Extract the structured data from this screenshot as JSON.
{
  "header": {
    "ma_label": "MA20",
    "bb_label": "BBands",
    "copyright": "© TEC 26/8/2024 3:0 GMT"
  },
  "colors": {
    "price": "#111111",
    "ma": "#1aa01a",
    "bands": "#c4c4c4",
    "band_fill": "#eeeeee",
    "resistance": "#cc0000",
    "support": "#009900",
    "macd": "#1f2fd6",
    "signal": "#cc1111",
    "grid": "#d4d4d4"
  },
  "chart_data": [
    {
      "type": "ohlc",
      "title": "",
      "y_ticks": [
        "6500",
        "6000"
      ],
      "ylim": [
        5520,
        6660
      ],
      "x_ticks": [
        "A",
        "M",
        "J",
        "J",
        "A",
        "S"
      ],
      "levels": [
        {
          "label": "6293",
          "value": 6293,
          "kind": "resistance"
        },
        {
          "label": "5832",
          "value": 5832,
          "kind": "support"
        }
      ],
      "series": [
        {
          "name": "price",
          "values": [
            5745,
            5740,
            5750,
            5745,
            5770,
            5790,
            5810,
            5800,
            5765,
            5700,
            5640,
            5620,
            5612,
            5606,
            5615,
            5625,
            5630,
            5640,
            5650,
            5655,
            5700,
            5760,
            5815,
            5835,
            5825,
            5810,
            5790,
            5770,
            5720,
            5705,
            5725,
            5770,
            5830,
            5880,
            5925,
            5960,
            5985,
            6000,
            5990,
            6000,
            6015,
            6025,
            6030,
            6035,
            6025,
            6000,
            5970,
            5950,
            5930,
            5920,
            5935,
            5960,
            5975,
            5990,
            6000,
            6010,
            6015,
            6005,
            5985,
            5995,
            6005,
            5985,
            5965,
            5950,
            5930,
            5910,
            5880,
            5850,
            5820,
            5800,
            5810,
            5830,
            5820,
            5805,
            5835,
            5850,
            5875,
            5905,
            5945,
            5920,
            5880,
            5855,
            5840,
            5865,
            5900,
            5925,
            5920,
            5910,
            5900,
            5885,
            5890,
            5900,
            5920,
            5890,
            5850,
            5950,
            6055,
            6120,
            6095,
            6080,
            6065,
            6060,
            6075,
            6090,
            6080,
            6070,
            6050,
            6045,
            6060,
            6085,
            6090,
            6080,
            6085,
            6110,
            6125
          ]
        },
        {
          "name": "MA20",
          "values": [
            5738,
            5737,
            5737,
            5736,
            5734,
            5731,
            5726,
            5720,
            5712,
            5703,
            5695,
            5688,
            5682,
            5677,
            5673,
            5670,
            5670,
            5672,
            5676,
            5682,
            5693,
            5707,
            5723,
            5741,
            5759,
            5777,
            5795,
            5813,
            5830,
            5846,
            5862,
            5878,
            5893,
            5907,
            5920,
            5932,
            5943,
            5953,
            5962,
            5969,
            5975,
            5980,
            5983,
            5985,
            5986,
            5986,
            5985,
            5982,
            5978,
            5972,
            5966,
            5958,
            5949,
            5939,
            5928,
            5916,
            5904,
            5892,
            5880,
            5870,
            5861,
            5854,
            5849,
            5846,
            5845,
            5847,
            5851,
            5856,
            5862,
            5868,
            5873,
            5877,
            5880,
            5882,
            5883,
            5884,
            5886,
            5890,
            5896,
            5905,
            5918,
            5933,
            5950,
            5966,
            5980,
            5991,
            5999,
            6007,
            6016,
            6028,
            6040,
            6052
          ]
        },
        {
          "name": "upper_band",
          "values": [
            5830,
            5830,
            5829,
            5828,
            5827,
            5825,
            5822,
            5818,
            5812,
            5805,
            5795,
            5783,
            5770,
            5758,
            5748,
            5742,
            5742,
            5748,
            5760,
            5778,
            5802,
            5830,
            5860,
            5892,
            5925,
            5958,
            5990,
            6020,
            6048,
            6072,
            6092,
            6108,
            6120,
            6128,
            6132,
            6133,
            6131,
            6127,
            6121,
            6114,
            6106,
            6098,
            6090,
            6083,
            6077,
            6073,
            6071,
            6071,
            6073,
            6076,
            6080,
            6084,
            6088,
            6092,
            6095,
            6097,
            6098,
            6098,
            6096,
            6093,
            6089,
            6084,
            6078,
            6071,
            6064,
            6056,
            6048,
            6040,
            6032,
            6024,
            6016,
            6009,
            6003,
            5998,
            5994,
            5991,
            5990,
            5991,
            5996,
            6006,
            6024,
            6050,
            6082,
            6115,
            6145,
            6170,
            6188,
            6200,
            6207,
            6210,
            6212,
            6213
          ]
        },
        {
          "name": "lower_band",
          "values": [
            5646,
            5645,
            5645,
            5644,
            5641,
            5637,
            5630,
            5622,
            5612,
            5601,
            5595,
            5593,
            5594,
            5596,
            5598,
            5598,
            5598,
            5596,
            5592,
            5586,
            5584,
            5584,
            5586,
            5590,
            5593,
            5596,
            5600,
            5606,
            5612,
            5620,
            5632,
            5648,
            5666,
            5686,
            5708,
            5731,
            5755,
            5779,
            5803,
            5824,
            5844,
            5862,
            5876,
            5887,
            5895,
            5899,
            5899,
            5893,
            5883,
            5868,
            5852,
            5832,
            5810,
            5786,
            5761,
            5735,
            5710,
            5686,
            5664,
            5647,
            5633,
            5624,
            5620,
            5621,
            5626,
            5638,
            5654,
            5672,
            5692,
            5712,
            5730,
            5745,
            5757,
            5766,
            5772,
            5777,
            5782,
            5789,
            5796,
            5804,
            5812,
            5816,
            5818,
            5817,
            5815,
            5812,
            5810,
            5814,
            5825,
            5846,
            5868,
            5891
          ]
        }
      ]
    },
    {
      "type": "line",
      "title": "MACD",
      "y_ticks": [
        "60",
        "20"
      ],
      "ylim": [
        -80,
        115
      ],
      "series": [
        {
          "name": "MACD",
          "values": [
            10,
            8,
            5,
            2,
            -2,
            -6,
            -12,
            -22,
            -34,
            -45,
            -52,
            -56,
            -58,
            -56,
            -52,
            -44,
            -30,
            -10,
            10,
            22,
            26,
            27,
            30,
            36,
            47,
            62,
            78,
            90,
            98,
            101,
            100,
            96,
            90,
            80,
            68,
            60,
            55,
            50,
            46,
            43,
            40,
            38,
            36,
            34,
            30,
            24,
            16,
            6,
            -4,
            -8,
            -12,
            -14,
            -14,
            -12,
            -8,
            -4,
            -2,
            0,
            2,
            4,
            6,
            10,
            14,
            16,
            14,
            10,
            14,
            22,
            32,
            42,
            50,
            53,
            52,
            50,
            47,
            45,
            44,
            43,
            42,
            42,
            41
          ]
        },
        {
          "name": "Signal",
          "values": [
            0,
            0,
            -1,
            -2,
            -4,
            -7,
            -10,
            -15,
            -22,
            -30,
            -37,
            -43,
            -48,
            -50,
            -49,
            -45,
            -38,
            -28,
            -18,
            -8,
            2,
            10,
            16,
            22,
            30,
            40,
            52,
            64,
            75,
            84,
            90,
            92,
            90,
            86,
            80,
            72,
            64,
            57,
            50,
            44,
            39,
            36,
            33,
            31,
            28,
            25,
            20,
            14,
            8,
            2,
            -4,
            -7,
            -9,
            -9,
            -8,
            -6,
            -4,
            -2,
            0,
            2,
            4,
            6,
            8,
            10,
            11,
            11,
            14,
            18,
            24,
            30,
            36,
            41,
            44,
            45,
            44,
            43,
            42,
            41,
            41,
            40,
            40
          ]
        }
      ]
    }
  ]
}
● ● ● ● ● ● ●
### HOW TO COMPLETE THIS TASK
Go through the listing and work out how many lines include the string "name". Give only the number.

### REPLY TO THE TASK
6